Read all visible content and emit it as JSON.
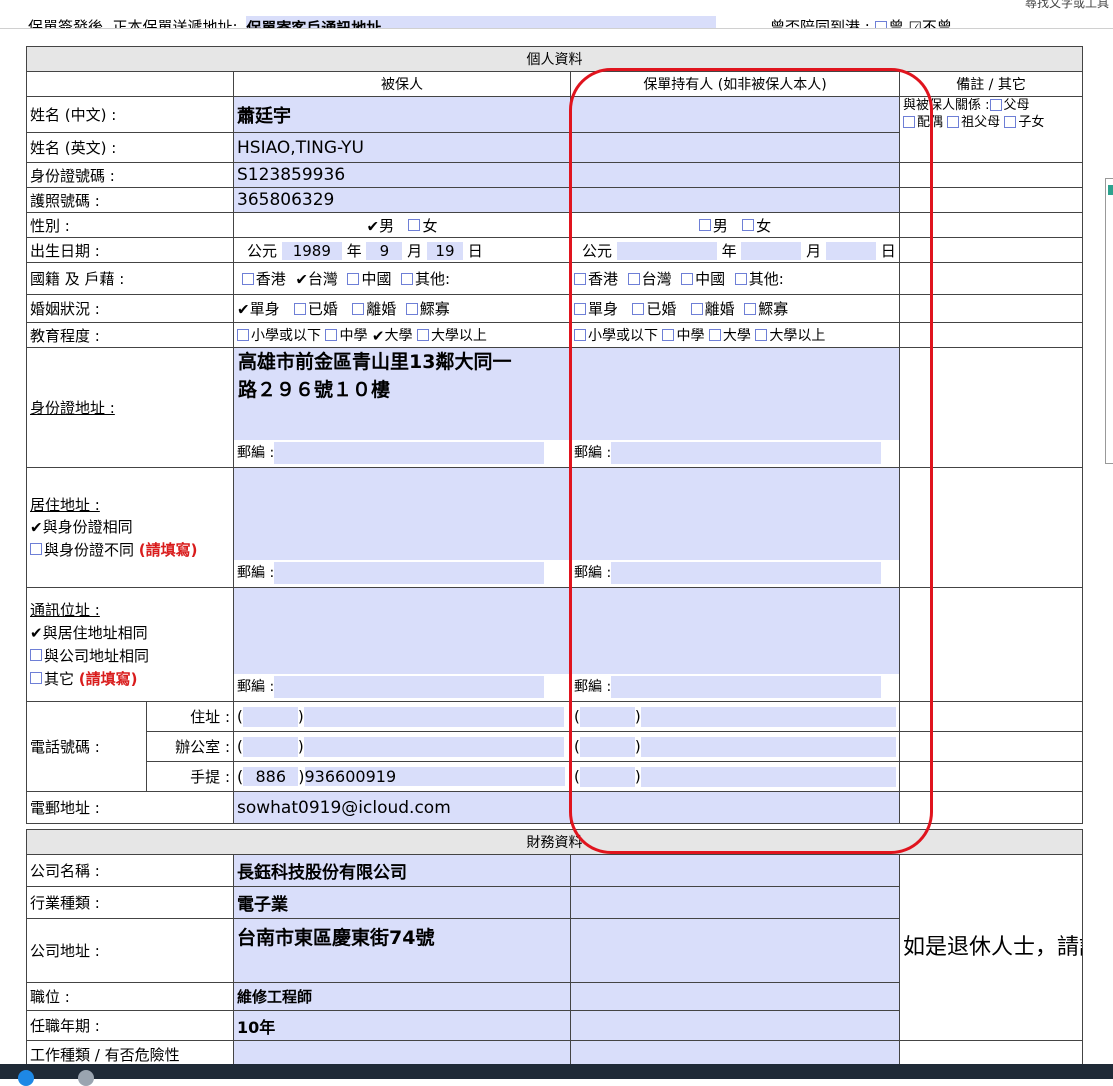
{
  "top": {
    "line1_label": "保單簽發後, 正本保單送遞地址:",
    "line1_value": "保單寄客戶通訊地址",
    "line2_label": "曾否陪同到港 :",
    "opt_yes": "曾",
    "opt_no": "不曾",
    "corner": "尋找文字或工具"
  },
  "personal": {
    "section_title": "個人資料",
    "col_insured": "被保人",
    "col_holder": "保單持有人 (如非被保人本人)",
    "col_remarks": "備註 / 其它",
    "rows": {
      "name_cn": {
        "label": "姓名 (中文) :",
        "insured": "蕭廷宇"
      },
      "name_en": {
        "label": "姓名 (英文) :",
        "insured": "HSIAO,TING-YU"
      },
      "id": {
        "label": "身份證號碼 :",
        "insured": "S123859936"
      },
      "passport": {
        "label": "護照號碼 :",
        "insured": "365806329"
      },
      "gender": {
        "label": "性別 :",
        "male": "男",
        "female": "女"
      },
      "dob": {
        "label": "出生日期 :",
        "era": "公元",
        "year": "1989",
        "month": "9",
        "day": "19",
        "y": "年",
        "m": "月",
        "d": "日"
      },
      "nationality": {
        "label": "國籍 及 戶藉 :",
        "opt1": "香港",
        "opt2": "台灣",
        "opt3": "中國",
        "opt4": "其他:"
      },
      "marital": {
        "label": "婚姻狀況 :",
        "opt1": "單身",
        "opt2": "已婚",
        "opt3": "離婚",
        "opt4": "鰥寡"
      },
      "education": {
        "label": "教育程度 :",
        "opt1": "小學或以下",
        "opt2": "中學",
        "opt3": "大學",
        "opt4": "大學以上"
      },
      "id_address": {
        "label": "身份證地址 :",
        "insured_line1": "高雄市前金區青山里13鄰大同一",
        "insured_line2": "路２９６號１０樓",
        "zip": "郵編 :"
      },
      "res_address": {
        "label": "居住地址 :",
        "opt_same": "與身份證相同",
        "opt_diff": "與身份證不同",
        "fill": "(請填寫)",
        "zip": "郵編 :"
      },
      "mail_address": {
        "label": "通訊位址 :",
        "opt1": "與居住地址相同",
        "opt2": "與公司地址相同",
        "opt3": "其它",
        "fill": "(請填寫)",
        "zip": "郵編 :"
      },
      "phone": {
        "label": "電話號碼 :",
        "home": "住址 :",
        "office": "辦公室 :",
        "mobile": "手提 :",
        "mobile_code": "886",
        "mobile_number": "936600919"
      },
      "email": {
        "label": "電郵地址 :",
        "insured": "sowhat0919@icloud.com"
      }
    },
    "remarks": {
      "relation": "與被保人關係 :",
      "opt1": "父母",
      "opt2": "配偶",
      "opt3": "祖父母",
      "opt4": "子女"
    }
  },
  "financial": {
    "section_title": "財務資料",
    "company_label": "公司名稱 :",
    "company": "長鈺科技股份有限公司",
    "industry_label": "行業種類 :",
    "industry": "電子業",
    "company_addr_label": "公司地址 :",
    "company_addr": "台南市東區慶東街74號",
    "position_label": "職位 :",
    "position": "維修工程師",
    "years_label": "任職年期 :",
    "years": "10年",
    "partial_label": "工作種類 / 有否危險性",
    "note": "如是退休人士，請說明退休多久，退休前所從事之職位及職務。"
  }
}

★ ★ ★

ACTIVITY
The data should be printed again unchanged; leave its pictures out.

ANSWER FOR THE TASK
Read all visible content and emit it as JSON.
{
  "top": {
    "line1_label": "保單簽發後, 正本保單送遞地址:",
    "line1_value": "保單寄客戶通訊地址",
    "line2_label": "曾否陪同到港 :",
    "opt_yes": "曾",
    "opt_no": "不曾",
    "corner": "尋找文字或工具"
  },
  "personal": {
    "section_title": "個人資料",
    "col_insured": "被保人",
    "col_holder": "保單持有人 (如非被保人本人)",
    "col_remarks": "備註 / 其它",
    "rows": {
      "name_cn": {
        "label": "姓名 (中文) :",
        "insured": "蕭廷宇"
      },
      "name_en": {
        "label": "姓名 (英文) :",
        "insured": "HSIAO,TING-YU"
      },
      "id": {
        "label": "身份證號碼 :",
        "insured": "S123859936"
      },
      "passport": {
        "label": "護照號碼 :",
        "insured": "365806329"
      },
      "gender": {
        "label": "性別 :",
        "male": "男",
        "female": "女"
      },
      "dob": {
        "label": "出生日期 :",
        "era": "公元",
        "year": "1989",
        "month": "9",
        "day": "19",
        "y": "年",
        "m": "月",
        "d": "日"
      },
      "nationality": {
        "label": "國籍 及 戶藉 :",
        "opt1": "香港",
        "opt2": "台灣",
        "opt3": "中國",
        "opt4": "其他:"
      },
      "marital": {
        "label": "婚姻狀況 :",
        "opt1": "單身",
        "opt2": "已婚",
        "opt3": "離婚",
        "opt4": "鰥寡"
      },
      "education": {
        "label": "教育程度 :",
        "opt1": "小學或以下",
        "opt2": "中學",
        "opt3": "大學",
        "opt4": "大學以上"
      },
      "id_address": {
        "label": "身份證地址 :",
        "insured_line1": "高雄市前金區青山里13鄰大同一",
        "insured_line2": "路２９６號１０樓",
        "zip": "郵編 :"
      },
      "res_address": {
        "label": "居住地址 :",
        "opt_same": "與身份證相同",
        "opt_diff": "與身份證不同",
        "fill": "(請填寫)",
        "zip": "郵編 :"
      },
      "mail_address": {
        "label": "通訊位址 :",
        "opt1": "與居住地址相同",
        "opt2": "與公司地址相同",
        "opt3": "其它",
        "fill": "(請填寫)",
        "zip": "郵編 :"
      },
      "phone": {
        "label": "電話號碼 :",
        "home": "住址 :",
        "office": "辦公室 :",
        "mobile": "手提 :",
        "mobile_code": "886",
        "mobile_number": "936600919"
      },
      "email": {
        "label": "電郵地址 :",
        "insured": "sowhat0919@icloud.com"
      }
    },
    "remarks": {
      "relation": "與被保人關係 :",
      "opt1": "父母",
      "opt2": "配偶",
      "opt3": "祖父母",
      "opt4": "子女"
    }
  },
  "financial": {
    "section_title": "財務資料",
    "company_label": "公司名稱 :",
    "company": "長鈺科技股份有限公司",
    "industry_label": "行業種類 :",
    "industry": "電子業",
    "company_addr_label": "公司地址 :",
    "company_addr": "台南市東區慶東街74號",
    "position_label": "職位 :",
    "position": "維修工程師",
    "years_label": "任職年期 :",
    "years": "10年",
    "partial_label": "工作種類 / 有否危險性",
    "note": "如是退休人士，請說明退休多久，退休前所從事之職位及職務。"
  }
}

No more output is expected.